Incense and why we use it…

Seminarian Nathan King who is currently on Pastoral placement at St John’s Cathedral in Portsmouth recently made a fascinating video about incense and its symbolism. Click here to watch it…

Incense calls us to prayer. It shows us how our prayer rises to God like the smoke from the thurible, purifying our worship of him. Incense reminds us of heaven and shows us that our worship of God is divine in origin.

Incense is the blood of the tree. Through repeatedly wounding the tree, its sap is brought forth. This sap is hardened and made into pellets of incense. The wounds are hardened, dead and odourless. They are placed by the priest on the coal of divine charity they melt and release a sweet fragrance that is offered in worship.

The priest takes the wounds of his people under the symbol of incense and places them on the coals transforming wounds into worship. Christ is the one who transforms wounds into worship, and this is extended to us through the Mass which is the perpetuation of his sacrifice, continually transforming suffering into love and prayer.

The use of incense is mentioned in the Old Testament.

  • Exodus 30:1 “You shall make an altar on which to burn incense.”
  • Leviticus 16:13 “He is to put incense on the fire before the Lord.”
  • 1 Chronicles 28:18 “And the weight of refined gold for the altar of incense.”
  • Psalm 141:2 “May my prayer be set before you like incense.”

The use of incense is also mentioned in the New Testament.

  • Revelation 8:4 “And the smoke of the incense, with the prayers of the Saints, rose before God.
  • Matthew 2:11 “They saw the child with his mother Mary, and they bowed down and worshiped him.

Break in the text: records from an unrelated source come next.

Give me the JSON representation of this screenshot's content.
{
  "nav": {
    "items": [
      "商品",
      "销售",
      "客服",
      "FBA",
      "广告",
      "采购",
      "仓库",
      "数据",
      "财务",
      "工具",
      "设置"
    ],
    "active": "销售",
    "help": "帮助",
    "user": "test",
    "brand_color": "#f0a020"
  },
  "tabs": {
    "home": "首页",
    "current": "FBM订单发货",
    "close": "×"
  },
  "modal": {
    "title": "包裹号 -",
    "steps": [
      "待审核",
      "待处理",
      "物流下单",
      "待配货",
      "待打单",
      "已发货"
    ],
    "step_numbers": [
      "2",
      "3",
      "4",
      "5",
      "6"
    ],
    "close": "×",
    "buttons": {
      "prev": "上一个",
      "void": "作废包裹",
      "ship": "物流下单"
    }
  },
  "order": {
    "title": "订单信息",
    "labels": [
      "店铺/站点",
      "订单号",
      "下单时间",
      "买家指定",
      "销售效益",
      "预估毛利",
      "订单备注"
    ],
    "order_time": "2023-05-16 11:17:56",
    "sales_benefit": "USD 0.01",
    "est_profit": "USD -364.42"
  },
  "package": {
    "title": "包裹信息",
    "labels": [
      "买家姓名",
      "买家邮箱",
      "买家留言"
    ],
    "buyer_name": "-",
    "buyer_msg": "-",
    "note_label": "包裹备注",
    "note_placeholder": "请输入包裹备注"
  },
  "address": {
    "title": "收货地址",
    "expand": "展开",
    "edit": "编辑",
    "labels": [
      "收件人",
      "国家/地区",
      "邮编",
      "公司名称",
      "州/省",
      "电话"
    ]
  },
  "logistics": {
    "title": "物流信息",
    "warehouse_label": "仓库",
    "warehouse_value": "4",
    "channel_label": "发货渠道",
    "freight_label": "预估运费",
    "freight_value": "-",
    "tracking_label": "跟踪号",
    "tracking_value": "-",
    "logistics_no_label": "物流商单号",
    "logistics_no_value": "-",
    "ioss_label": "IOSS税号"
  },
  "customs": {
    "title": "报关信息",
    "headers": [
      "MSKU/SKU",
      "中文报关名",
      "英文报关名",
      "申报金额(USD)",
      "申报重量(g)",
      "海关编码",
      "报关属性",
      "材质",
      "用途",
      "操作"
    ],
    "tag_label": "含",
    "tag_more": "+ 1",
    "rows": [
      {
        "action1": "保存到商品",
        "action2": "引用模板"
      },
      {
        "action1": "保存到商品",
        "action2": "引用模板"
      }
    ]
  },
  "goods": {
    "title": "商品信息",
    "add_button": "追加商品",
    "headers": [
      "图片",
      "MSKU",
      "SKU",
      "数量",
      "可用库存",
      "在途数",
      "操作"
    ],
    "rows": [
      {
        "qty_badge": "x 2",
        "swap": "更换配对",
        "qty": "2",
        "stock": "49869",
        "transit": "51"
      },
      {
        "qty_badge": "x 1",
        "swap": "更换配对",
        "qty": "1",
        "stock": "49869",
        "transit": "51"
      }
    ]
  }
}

Then opening their treasures, they offered him gifts of gold, frankincense, and myrrh.”
  • The gift of frankincense is still offered to Jesus to this day in the holy Mass.

 Incense is used for purification and for blessing.

  • The priest will incense the altar at the beginning of Mass to visually show the symbolic value of purification and sanctification.
  • The deacon or priest will incense the gospel before reading it to show the importance of the word of God.
  • The priest will incense the bread and wine before they are consecrated becoming the body and blood of Christ truly present on the altar.
  • During the elevation of the Body and Blood of Christ, incense is used to create a mystical veil joining heaven and earth. Incense visually shows our prayers rising up to God but God’s mercy coming down upon us.

The visual imagery of the smoke and smell reminds us of the transcendence of the Mass which links heaven with earth and allows us to enter into the presence of God. The Holy Sacrifice of the Mass transcends space and time, therefore the use of incense helps us to enter into this external reality through the use of our external senses. That is why incense, fragrant to the senses and visually compelling for the heart and mind, is such a powerful liturgical gift.